EXCERPTED RECORDS:
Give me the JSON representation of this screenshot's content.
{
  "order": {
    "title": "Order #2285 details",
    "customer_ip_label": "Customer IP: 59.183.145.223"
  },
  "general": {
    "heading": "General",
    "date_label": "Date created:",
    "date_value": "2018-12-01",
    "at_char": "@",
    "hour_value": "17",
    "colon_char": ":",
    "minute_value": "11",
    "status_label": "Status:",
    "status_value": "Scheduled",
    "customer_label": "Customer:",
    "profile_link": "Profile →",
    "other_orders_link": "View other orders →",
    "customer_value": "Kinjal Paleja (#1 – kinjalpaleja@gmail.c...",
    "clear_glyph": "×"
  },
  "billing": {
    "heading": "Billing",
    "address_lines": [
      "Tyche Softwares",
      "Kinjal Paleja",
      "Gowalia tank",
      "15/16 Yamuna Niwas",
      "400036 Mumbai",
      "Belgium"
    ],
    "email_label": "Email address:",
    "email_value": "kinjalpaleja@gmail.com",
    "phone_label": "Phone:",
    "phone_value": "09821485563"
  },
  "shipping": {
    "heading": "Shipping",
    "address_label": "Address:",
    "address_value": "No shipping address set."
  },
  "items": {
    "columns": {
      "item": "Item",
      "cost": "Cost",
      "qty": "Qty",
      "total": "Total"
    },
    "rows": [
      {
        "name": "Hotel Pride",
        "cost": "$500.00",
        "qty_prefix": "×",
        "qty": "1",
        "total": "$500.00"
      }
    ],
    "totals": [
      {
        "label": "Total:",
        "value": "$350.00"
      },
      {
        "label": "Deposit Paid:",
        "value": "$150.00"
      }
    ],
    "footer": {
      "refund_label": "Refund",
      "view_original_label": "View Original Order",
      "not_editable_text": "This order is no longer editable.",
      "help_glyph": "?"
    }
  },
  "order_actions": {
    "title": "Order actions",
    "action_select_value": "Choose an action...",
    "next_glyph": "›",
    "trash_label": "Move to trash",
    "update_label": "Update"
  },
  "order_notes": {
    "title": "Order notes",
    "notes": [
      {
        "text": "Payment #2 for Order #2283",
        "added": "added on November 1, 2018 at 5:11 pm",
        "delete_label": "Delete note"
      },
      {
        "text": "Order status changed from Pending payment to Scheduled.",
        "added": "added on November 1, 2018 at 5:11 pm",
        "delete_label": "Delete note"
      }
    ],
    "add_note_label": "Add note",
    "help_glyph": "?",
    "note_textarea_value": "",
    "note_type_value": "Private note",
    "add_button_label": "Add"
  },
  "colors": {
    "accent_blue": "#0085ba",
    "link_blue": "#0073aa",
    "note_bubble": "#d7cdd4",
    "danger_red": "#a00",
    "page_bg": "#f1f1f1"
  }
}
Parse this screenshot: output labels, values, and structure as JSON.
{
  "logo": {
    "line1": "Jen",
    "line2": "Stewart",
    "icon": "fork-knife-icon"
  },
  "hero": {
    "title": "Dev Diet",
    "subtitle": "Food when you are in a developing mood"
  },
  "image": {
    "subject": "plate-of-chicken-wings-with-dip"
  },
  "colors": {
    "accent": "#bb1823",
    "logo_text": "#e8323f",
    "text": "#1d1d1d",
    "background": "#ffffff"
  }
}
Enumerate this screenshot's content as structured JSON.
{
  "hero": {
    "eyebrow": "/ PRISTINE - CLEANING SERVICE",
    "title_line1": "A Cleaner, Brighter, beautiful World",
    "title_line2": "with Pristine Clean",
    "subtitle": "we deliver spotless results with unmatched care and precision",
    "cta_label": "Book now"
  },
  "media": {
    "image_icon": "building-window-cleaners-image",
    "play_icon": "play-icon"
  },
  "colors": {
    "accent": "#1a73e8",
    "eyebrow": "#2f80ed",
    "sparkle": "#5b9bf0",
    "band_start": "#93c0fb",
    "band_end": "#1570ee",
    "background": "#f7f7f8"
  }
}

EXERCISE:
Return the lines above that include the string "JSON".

RESPONSE BELOW:
Give me the JSON representation of this screenshot's content.
Parse this screenshot: output labels, values, and structure as JSON.
Enumerate this screenshot's content as structured JSON.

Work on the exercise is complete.